It is Major time x 2 this week. In the US the top players are preparing for the Thursday start of the US Open at Congressional outside Washington. On this side of the pond the amateurs are battling both wind, golf courses and each other for the Amateur Championship. With a remarkable history the R&A’s crown jewel in the amateur calendar sees some close to 300 hopefuls tee it up in the first two rounds, each and everyone hoping for that winner’s exemption into the Open and next year’s Masters Tournament. The first hurdle to get past however, to be among the top 64 that go into the match play stage, for the vast majority will be a bit too big and they will be returning home having played two rounds on great golf courses. Even though considered a major it is rather sad that the schedule in amateur golf in the US is so busy that players from that part of the world are not able to come across. Or more likely, they choose not to come across. In amateur golf the expense of getting to the tournament is still one of the biggest issues to handle. And of course this is where there is just no resemblance between what happens at Hillside and what happens at Congressional.

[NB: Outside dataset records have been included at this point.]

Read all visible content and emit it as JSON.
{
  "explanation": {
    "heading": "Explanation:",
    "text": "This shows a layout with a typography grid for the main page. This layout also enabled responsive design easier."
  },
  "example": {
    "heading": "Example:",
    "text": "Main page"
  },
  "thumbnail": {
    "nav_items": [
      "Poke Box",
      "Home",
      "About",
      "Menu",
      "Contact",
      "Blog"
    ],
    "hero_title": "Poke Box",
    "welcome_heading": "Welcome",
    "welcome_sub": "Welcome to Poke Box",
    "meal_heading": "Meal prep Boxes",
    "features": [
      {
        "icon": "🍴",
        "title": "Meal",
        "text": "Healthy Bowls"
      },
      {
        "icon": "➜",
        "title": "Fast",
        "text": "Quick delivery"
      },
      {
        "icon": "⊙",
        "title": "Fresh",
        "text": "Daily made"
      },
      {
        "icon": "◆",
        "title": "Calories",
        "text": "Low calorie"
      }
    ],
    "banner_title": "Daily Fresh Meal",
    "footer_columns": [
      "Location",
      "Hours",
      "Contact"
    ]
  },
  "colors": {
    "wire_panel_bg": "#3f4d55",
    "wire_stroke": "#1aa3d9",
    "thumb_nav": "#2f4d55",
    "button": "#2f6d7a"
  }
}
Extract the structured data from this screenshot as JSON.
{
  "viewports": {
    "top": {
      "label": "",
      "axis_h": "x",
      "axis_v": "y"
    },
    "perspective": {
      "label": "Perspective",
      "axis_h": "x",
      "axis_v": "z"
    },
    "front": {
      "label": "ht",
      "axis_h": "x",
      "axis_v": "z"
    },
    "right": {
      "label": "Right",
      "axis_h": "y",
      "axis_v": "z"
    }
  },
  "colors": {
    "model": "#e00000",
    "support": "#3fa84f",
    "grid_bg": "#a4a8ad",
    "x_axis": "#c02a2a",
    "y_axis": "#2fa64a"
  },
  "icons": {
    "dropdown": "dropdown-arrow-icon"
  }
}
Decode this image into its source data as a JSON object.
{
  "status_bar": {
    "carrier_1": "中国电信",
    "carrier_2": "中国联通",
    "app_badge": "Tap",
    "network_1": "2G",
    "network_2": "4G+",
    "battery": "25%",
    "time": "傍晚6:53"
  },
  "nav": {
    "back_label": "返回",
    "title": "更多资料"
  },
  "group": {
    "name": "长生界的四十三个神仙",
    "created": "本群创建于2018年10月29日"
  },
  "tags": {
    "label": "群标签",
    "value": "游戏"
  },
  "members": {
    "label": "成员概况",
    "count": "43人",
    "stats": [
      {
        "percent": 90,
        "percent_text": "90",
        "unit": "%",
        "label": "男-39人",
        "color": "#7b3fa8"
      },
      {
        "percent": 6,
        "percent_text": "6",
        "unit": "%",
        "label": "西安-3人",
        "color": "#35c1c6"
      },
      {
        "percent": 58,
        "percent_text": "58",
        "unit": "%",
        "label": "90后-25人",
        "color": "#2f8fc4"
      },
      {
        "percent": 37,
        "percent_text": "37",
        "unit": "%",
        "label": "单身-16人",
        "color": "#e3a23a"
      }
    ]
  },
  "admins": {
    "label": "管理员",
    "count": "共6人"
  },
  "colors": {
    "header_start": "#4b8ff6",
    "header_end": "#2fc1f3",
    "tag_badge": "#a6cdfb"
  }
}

On that note though I just read that Rory McIlroy has promised never to complain about a hotel room again. He is an ambassador for UNICEF and as such just came back from Haiti. There is nothing like a bit of perspective every now and then!
Follow the Amateur on http://www.randa.org.
This was the title of the great Peter McEvoy’s book from 2006 and I come to think of it again as I read the news about Augusta States win in the NCAA finals over the weekend. Peter, perhaps the greatest amateur of all times, of course reflected over the difference between playing for money and purely for the glory and the trophy in his book and as sports develop there are not many places where the glory is still the highest price. In fact, you could easily argue that pride and glory have very little to do with it even in the NCAA finals as come the following week pretty much everyone in Augusta’s winning team will be playing professional golf. And if not that week then the week after, as the Palmer Cup has concluded. Amateur golf is no doubt the breeding ground for the professional game and a successful career in college and/or in the big amateur events around the world will give you every chance of a jump start entry into the professional ranks.
As I read Sean Martin’s article on Augusta State though I almost do get a little tear in my eye. Here is the team of five seniors and a Head Coach, all in their Augusta State uniforms for the very last time. The five players are leaving school and Josh Gregory, the coach, is heading to Dallas to take up the Head Coach position at SMU, his alma mater where he played college golf himself. One last round with the old gang – and the underdog once again comes out victorious. Augusta State is the Division 2 school, only in the first division in one sport – golf, that last year showed that pride, committment and team spirit can win you great titles even without the hefty budgets of other teams. They have now done it twice in a row and it won’t matter that they will come nowhere near next year. In performance sports it is about living in the NOW and I have a feeling this was the greatest present that the five graduating players and the leaving coach could ever get. In another sport this would have made the movies.